It used to be said that “A man is only as good as his word”. This saying is probably not considered to be hip, as it is gender exclusive. Nonetheless, it does point to an accepted notion– that to be valued involves being trustworthy. If you say it, you must mean it, in order to be believed.
How can people believe the words of a schizophrenic?
This was a big problem for me, especially at first. Whether it was the illness itself, or just how I was coming across, people tended to doubt the things I said. I often became frustrated, particularly when I was being as honest and as genuine as possible.
I remember once I was in a room full of people. I looked outside the window and saw raindrops coming down. I said, “It’s raining today.”
Someone turned to me and replied, “No, it’s not.”
Of course, I can understand, in a way. If I am hearing voices, or have other symptoms, such as false beliefs, paranoia, and so forth– can I myself be trusted?
Interestingly, modern literature often involves the assumption that there is no completely trustworthy narrator. All characters in a book, including the one whose voice we channel, are human and therefore flawed. There is no modern Percival.
Yet, I would hope that people might consider that schizophrenics, too, want to be believed, problematic as that may seen. And, they may often be right about their notions, or at least they may present a viable and valuable point of view.

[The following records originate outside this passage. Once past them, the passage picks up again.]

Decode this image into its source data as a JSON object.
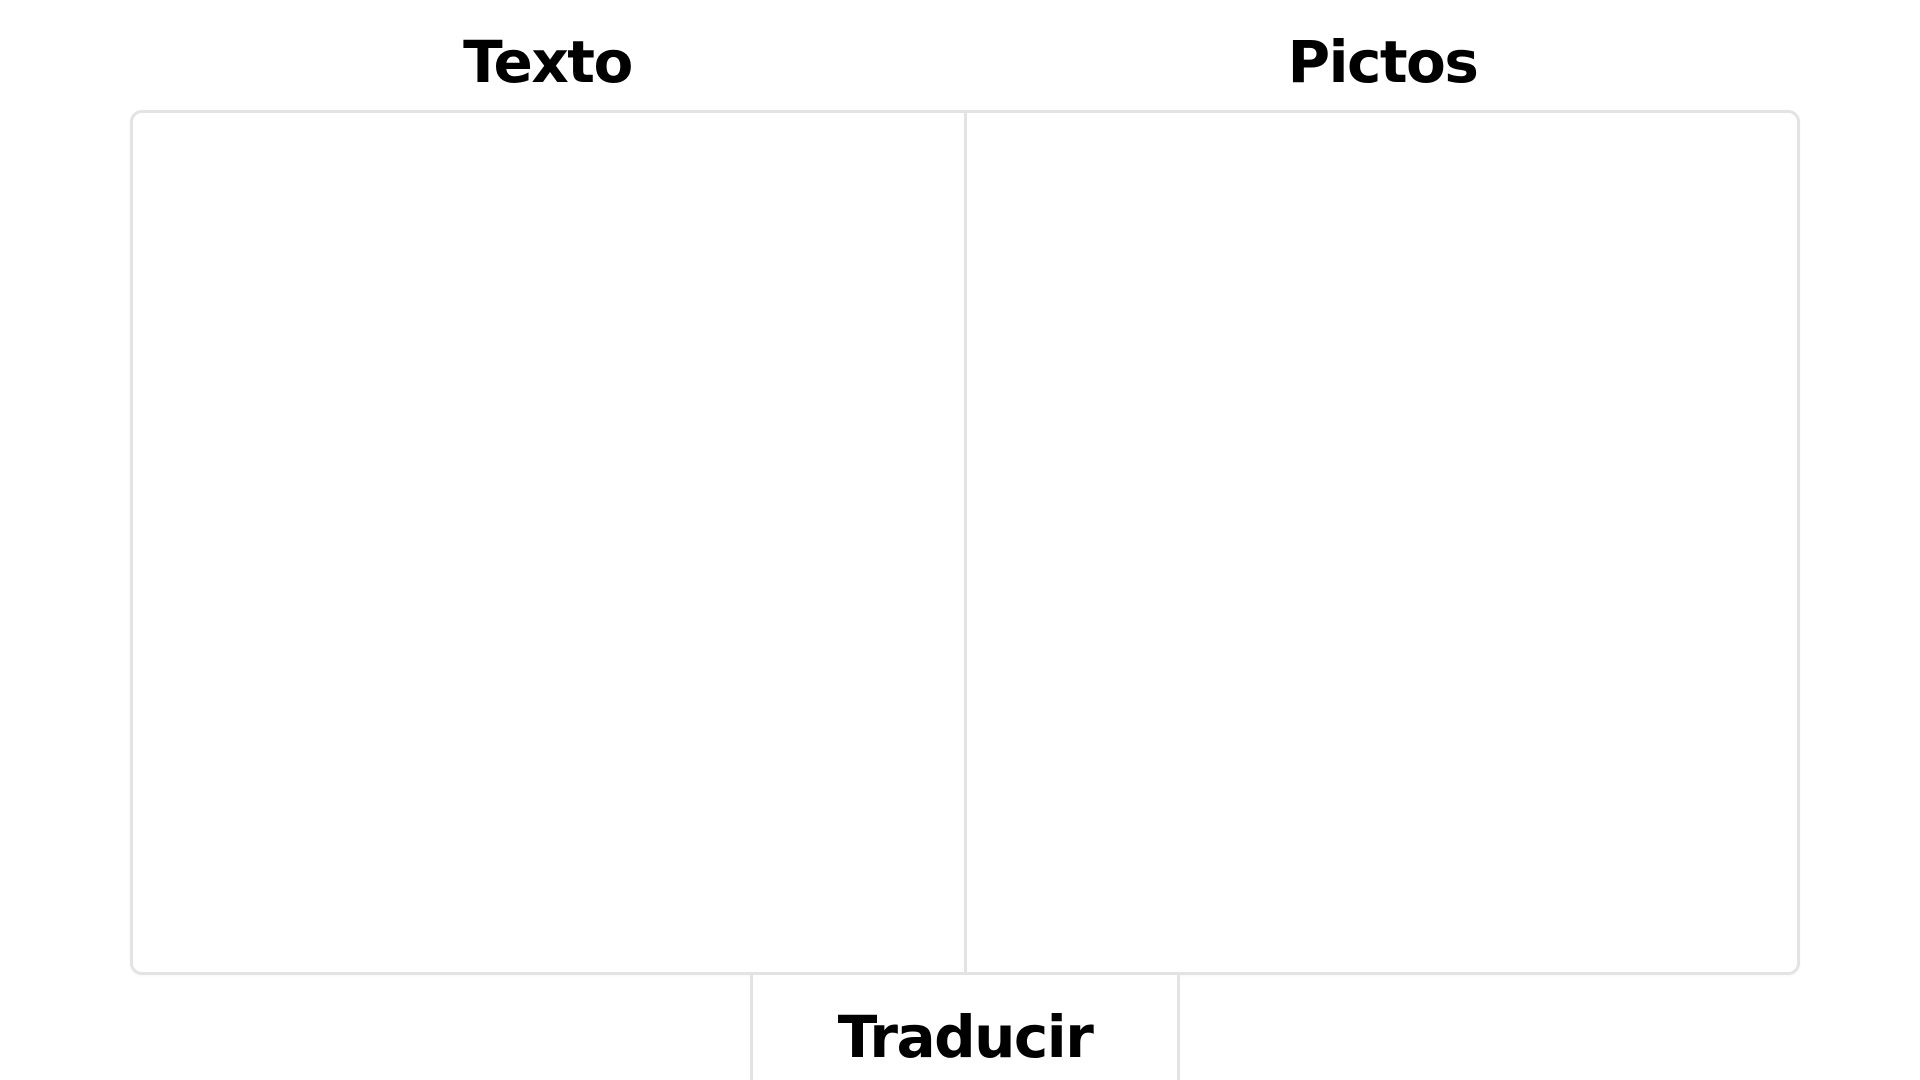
{
  "headings": {
    "text_label": "Texto",
    "pictos_label": "Pictos"
  },
  "text_panel": {
    "value": "",
    "placeholder": ""
  },
  "pictos_panel": {
    "items": []
  },
  "translate_button": {
    "label": "Traducir"
  },
  "colors": {
    "background": "#ffffff",
    "border": "#e3e3e3",
    "text": "#000000"
  }
}
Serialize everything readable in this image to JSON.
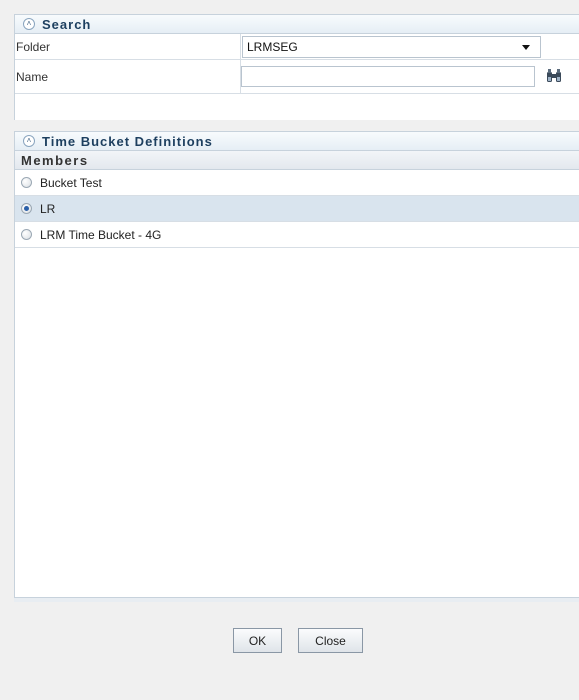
{
  "search": {
    "title": "Search",
    "folder_label": "Folder",
    "folder_value": "LRMSEG",
    "name_label": "Name",
    "name_value": "",
    "name_placeholder": ""
  },
  "definitions": {
    "title": "Time Bucket Definitions",
    "members_header": "Members",
    "members": [
      {
        "label": "Bucket Test",
        "checked": false
      },
      {
        "label": "LR",
        "checked": true
      },
      {
        "label": "LRM Time Bucket - 4G",
        "checked": false
      }
    ]
  },
  "buttons": {
    "ok_label": "OK",
    "close_label": "Close"
  }
}
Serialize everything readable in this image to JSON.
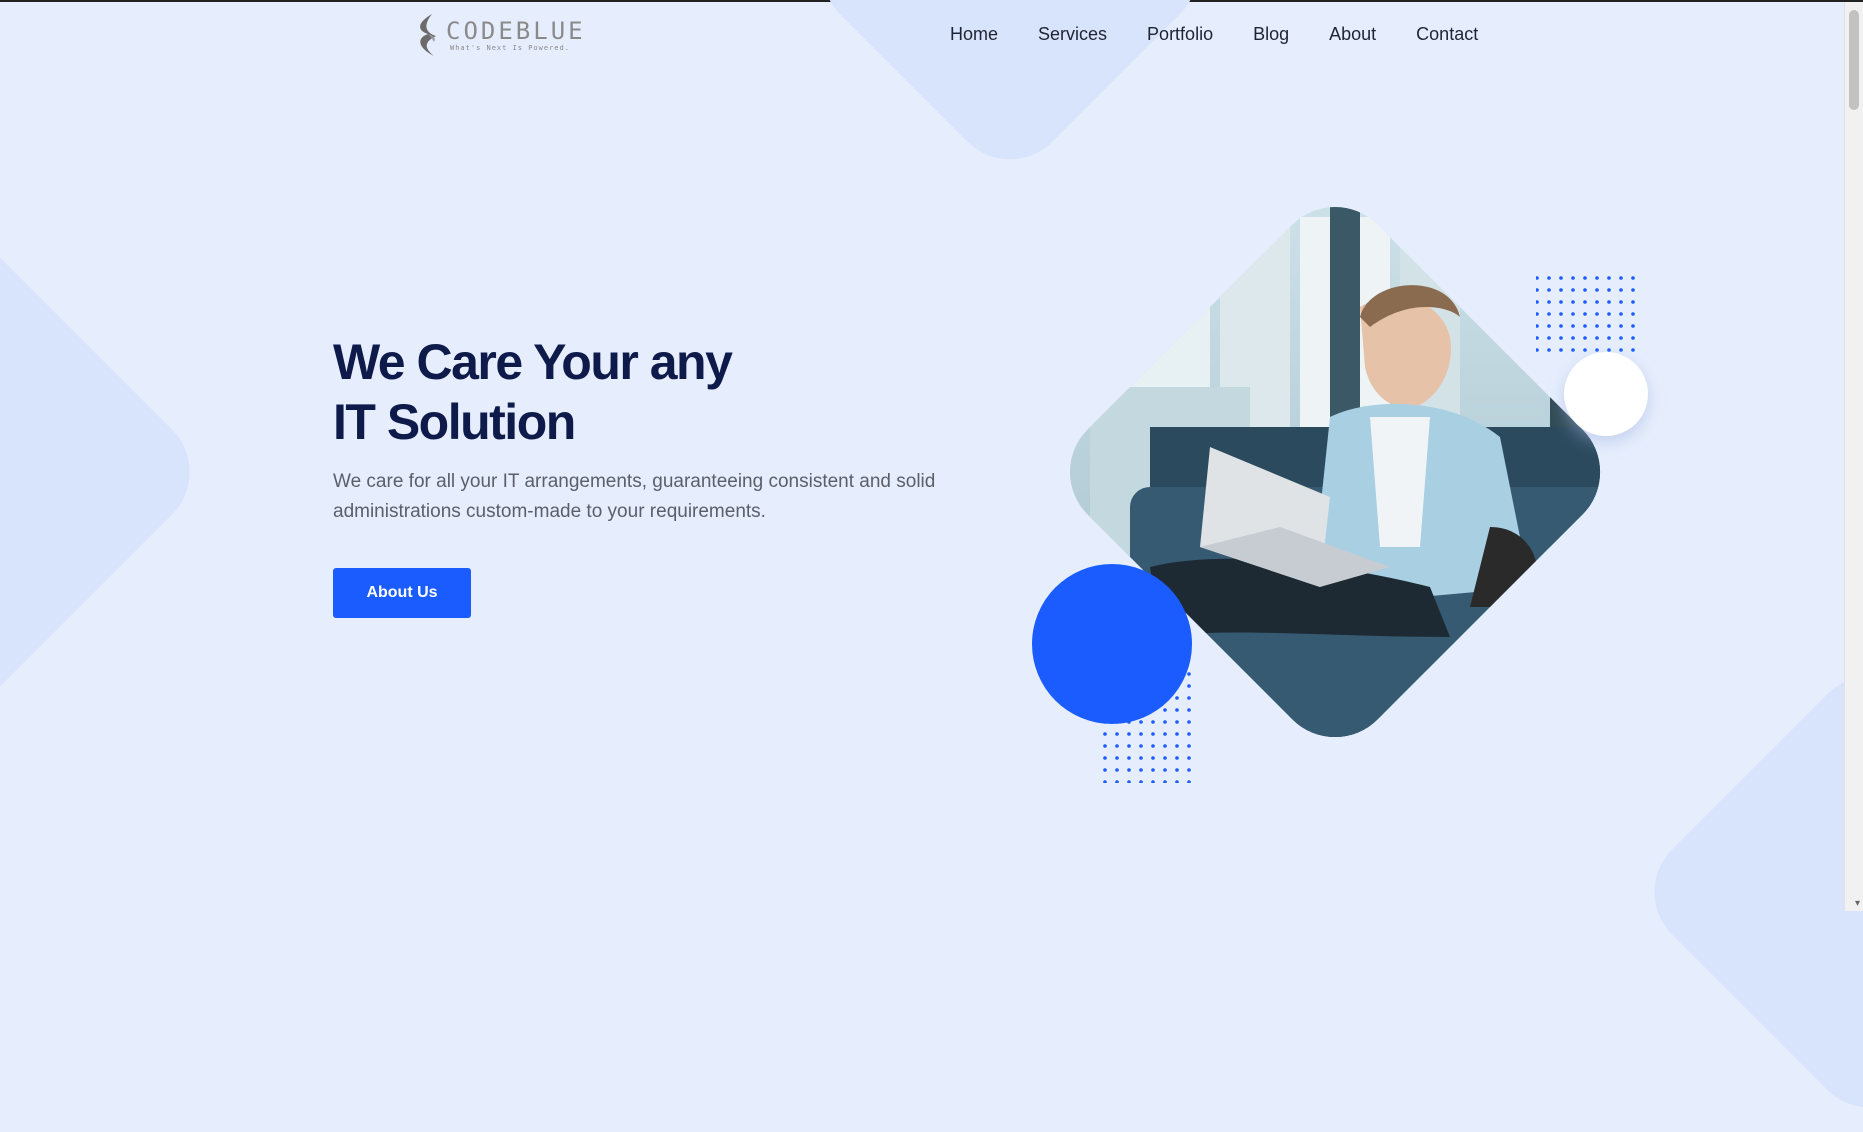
{
  "logo": {
    "name": "CODEBLUE",
    "tagline": "What's Next Is Powered."
  },
  "nav": [
    "Home",
    "Services",
    "Portfolio",
    "Blog",
    "About",
    "Contact"
  ],
  "hero": {
    "title_line1": "We Care Your any",
    "title_line2": "IT Solution",
    "description": "We care for all your IT arrangements, guaranteeing consistent and solid administrations custom-made to your requirements.",
    "cta_label": "About Us"
  },
  "colors": {
    "primary": "#1a5cff",
    "heading": "#0e1a4a",
    "background": "#e6eefd",
    "shape": "#d8e3fc"
  },
  "icons": {
    "logo_mark": "codeblue-swoosh-icon",
    "hero_image": "man-with-laptop-photo"
  }
}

I am glad to report that, as I got older, more and more people placed their trust in me, be they family members or others. One, my wife, even calls me- “Her rock.”